The technology requirements of big data applications vary dramatically for legacy storage and compute technologies. Big data workloads strain traditional storage architectures in three key ways: scale, bandwidth, and volume and variety of unstructured data. Under the mantle of HPC, a new ecosystem had to be developed to extract value from all the unstructured data being generated by sensors, satellite images, simulations, video and email, to name a few. Panasas originally developed its PanFS parallel file system to address the needs of big data workloads in design and discover environments, long before the advent of big data analytics.
On a parallel path (forgive the pun) the Google File System (GFS) was designed to be a highly scalable architecture, utilizing low cost storage and parallel processing to economically extract value from all the data out on the Internet. In building its storage file system, Google leveraged core research done by Panasas founder, Dr. Garth Gibson, at the Carnegie Mellon Parallel Data Lab, in Pittsburgh. Since then, the open-source Hadoop platform, modeled on GFS, has allowed many other companies to enter the big data analytics market, including LinkedIn and Facebook.
The Panasas file system shares a common heritage with modern file systems such as the Hadoop File System (HDFS), and its back-end storage platform is designed to support a highly distributed, scalable parallel file system. ActiveStor appliances can support a Hadoop workload through HDFS, or directly through PanFS. Running a Hadoop workload on an existing Linux cluster with Panasas ActiveStor appliances only requires some configuration changes at startup. The Panasas implementation does not require any proprietary software plug-ins and will work with any version of HDFS. There is no need to purchase additional compute or storage hardware to run Hadoop workloads, and the data is preserved in a trusted enterprise-class storage platform. Finally, there is no performance penalty for using the Panasas scale-out NAS solution.
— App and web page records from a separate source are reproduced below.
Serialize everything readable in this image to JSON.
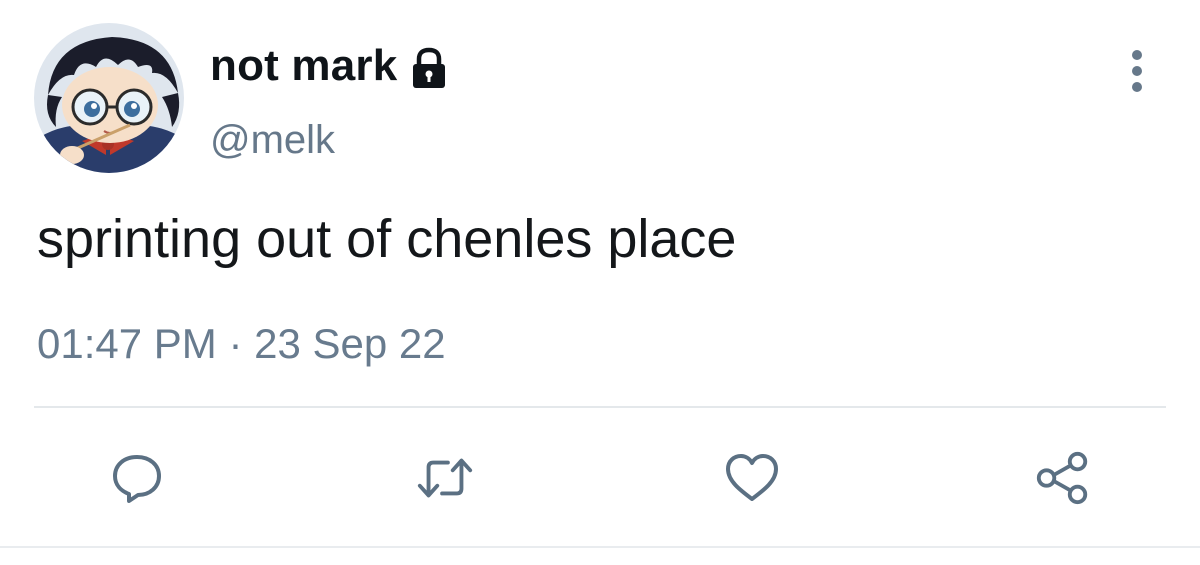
{
  "tweet": {
    "display_name": "not mark",
    "handle": "@melk",
    "text": "sprinting out of chenles place",
    "timestamp": "01:47 PM · 23 Sep 22",
    "protected_icon": "lock-icon",
    "more_icon": "vertical-dots-icon"
  },
  "actions": [
    {
      "name": "reply",
      "icon": "speech-bubble-icon"
    },
    {
      "name": "retweet",
      "icon": "retweet-arrows-icon"
    },
    {
      "name": "like",
      "icon": "heart-icon"
    },
    {
      "name": "share",
      "icon": "share-nodes-icon"
    }
  ],
  "colors": {
    "text_primary": "#0f1419",
    "text_secondary": "#687b8e",
    "icon": "#5b7083",
    "divider": "#e4e8eb"
  }
}
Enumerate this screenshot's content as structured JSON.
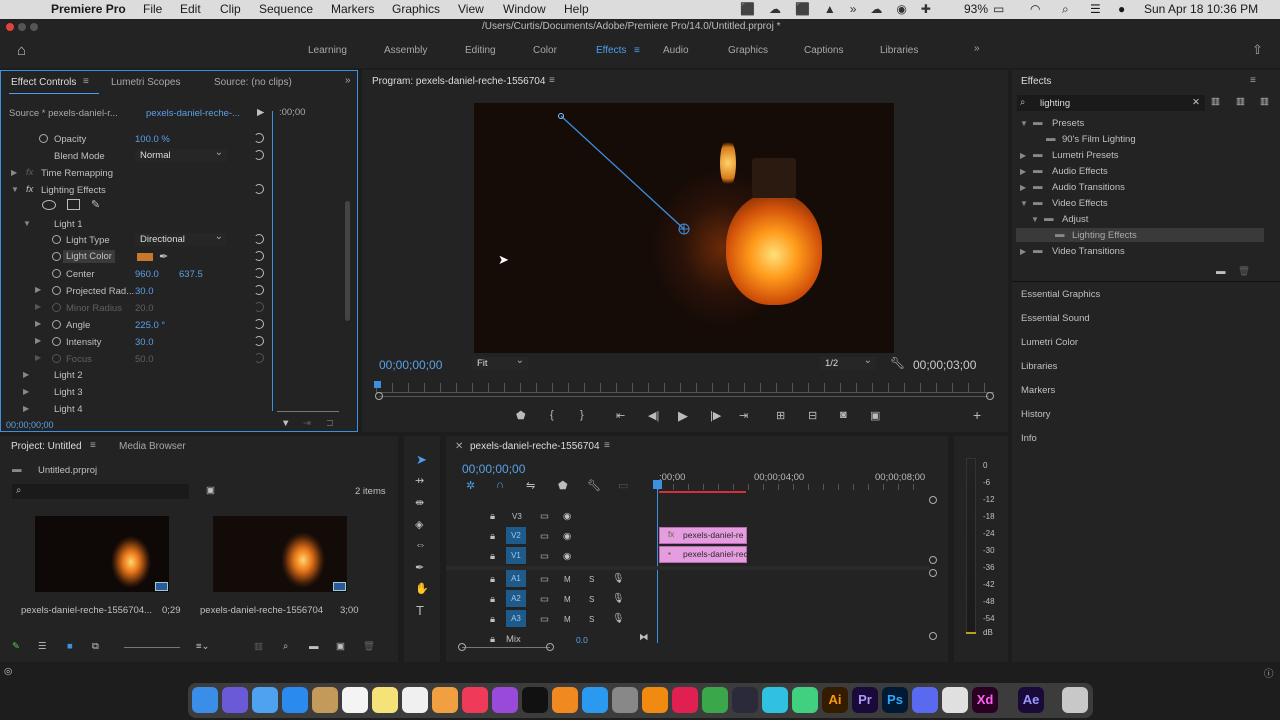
{
  "menubar": {
    "app": "Premiere Pro",
    "items": [
      "File",
      "Edit",
      "Clip",
      "Sequence",
      "Markers",
      "Graphics",
      "View",
      "Window",
      "Help"
    ],
    "battery": "93%",
    "datetime": "Sun Apr 18  10:36 PM"
  },
  "titlebar": {
    "path": "/Users/Curtis/Documents/Adobe/Premiere Pro/14.0/Untitled.prproj *"
  },
  "workspaces": [
    "Learning",
    "Assembly",
    "Editing",
    "Color",
    "Effects",
    "Audio",
    "Graphics",
    "Captions",
    "Libraries"
  ],
  "effect_controls": {
    "tabs": [
      "Effect Controls",
      "Lumetri Scopes",
      "Source: (no clips)"
    ],
    "source": "Source * pexels-daniel-r...",
    "clip": "pexels-daniel-reche-...",
    "ruler_time": ":00;00",
    "rows": [
      {
        "label": "Opacity",
        "value": "100.0 %"
      },
      {
        "label": "Blend Mode",
        "value": "Normal"
      },
      {
        "label": "Time Remapping"
      },
      {
        "label": "Lighting Effects"
      },
      {
        "label": "Light 1"
      },
      {
        "label": "Light Type",
        "value": "Directional"
      },
      {
        "label": "Light Color"
      },
      {
        "label": "Center",
        "value": "960.0",
        "value2": "637.5"
      },
      {
        "label": "Projected Rad...",
        "value": "30.0"
      },
      {
        "label": "Minor Radius",
        "value": "20.0"
      },
      {
        "label": "Angle",
        "value": "225.0 °"
      },
      {
        "label": "Intensity",
        "value": "30.0"
      },
      {
        "label": "Focus",
        "value": "50.0"
      },
      {
        "label": "Light 2"
      },
      {
        "label": "Light 3"
      },
      {
        "label": "Light 4"
      }
    ],
    "timecode": "00;00;00;00",
    "light_color": "#c8782c"
  },
  "program": {
    "title": "Program: pexels-daniel-reche-1556704",
    "timecode_left": "00;00;00;00",
    "fit": "Fit",
    "resolution": "1/2",
    "timecode_right": "00;00;03;00"
  },
  "effects_panel": {
    "title": "Effects",
    "search": "lighting",
    "tree": [
      {
        "label": "Presets"
      },
      {
        "label": "90's Film Lighting"
      },
      {
        "label": "Lumetri Presets"
      },
      {
        "label": "Audio Effects"
      },
      {
        "label": "Audio Transitions"
      },
      {
        "label": "Video Effects"
      },
      {
        "label": "Adjust"
      },
      {
        "label": "Lighting Effects"
      },
      {
        "label": "Video Transitions"
      }
    ],
    "panels": [
      "Essential Graphics",
      "Essential Sound",
      "Lumetri Color",
      "Libraries",
      "Markers",
      "History",
      "Info"
    ]
  },
  "project": {
    "tabs": [
      "Project: Untitled",
      "Media Browser"
    ],
    "file": "Untitled.prproj",
    "count": "2 items",
    "items": [
      {
        "name": "pexels-daniel-reche-1556704...",
        "dur": "0;29"
      },
      {
        "name": "pexels-daniel-reche-1556704",
        "dur": "3;00"
      }
    ]
  },
  "timeline": {
    "title": "pexels-daniel-reche-1556704",
    "timecode": "00;00;00;00",
    "ruler": [
      ":00;00",
      "00;00;04;00",
      "00;00;08;00"
    ],
    "tracks": [
      "V3",
      "V2",
      "V1",
      "A1",
      "A2",
      "A3"
    ],
    "mix": "Mix",
    "mix_val": "0.0",
    "clip_v2": "pexels-daniel-re",
    "clip_v1": "pexels-daniel-rec",
    "m": "M",
    "s": "S"
  },
  "meter": {
    "scale": [
      "0",
      "-6",
      "-12",
      "-18",
      "-24",
      "-30",
      "-36",
      "-42",
      "-48",
      "-54",
      "dB"
    ]
  }
}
On internal benchmarks, utilizing the TeraSort benchmark suite of tests, ActiveStor 14T was actually 30% faster than a local disk solution.
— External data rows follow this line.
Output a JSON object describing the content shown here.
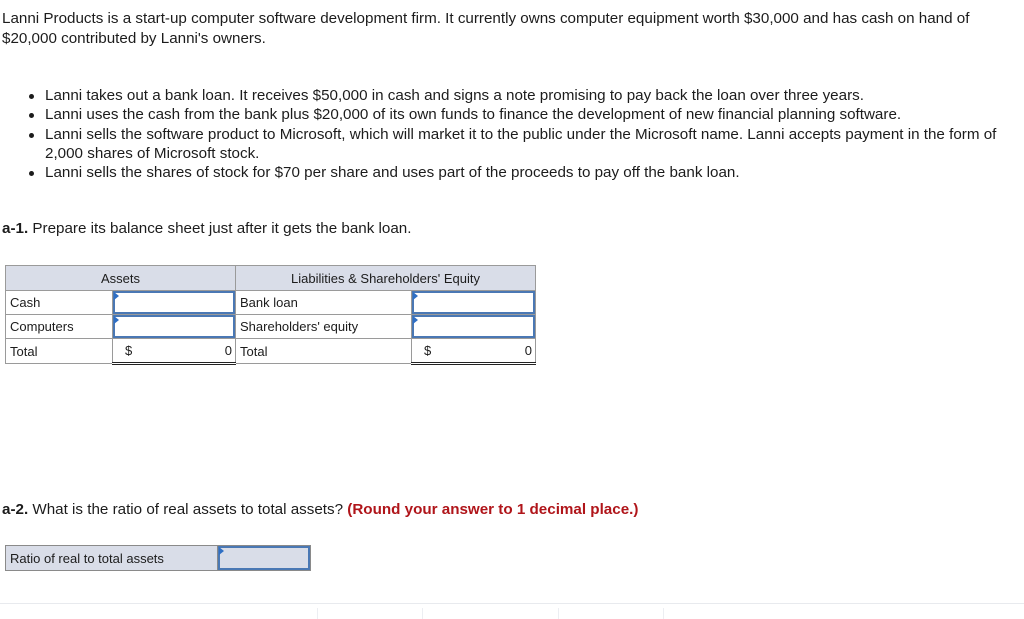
{
  "intro": "Lanni Products is a start-up computer software development firm. It currently owns computer equipment worth $30,000 and has cash on hand of $20,000 contributed by Lanni's owners.",
  "bullets": [
    "Lanni takes out a bank loan. It receives $50,000 in cash and signs a note promising to pay back the loan over three years.",
    "Lanni uses the cash from the bank plus $20,000 of its own funds to finance the development of new financial planning software.",
    "Lanni sells the software product to Microsoft, which will market it to the public under the Microsoft name. Lanni accepts payment in the form of 2,000 shares of Microsoft stock.",
    "Lanni sells the shares of stock for $70 per share and uses part of the proceeds to pay off the bank loan."
  ],
  "question_a1": {
    "label": "a-1.",
    "text": " Prepare its balance sheet just after it gets the bank loan."
  },
  "balance_sheet": {
    "assets_header": "Assets",
    "liabilities_header": "Liabilities & Shareholders' Equity",
    "rows": [
      {
        "asset_label": "Cash",
        "asset_value": "",
        "liab_label": "Bank loan",
        "liab_value": ""
      },
      {
        "asset_label": "Computers",
        "asset_value": "",
        "liab_label": "Shareholders' equity",
        "liab_value": ""
      }
    ],
    "total": {
      "asset_label": "Total",
      "asset_currency": "$",
      "asset_value": "0",
      "liab_label": "Total",
      "liab_currency": "$",
      "liab_value": "0"
    }
  },
  "question_a2": {
    "label": "a-2.",
    "text": " What is the ratio of real assets to total assets? ",
    "hint": "(Round your answer to 1 decimal place.)"
  },
  "ratio": {
    "label": "Ratio of real to total assets",
    "value": ""
  },
  "colors": {
    "hint_red": "#b0151a",
    "input_border": "#4a78b4",
    "header_bg": "#d9dde8"
  }
}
If you can’t make it to Salt Lake City this year but want to learn more about Hadoop with Panasas, just download our white paper and configuration guide – http://performance.panasas.com/hadoop-configuration-guide.html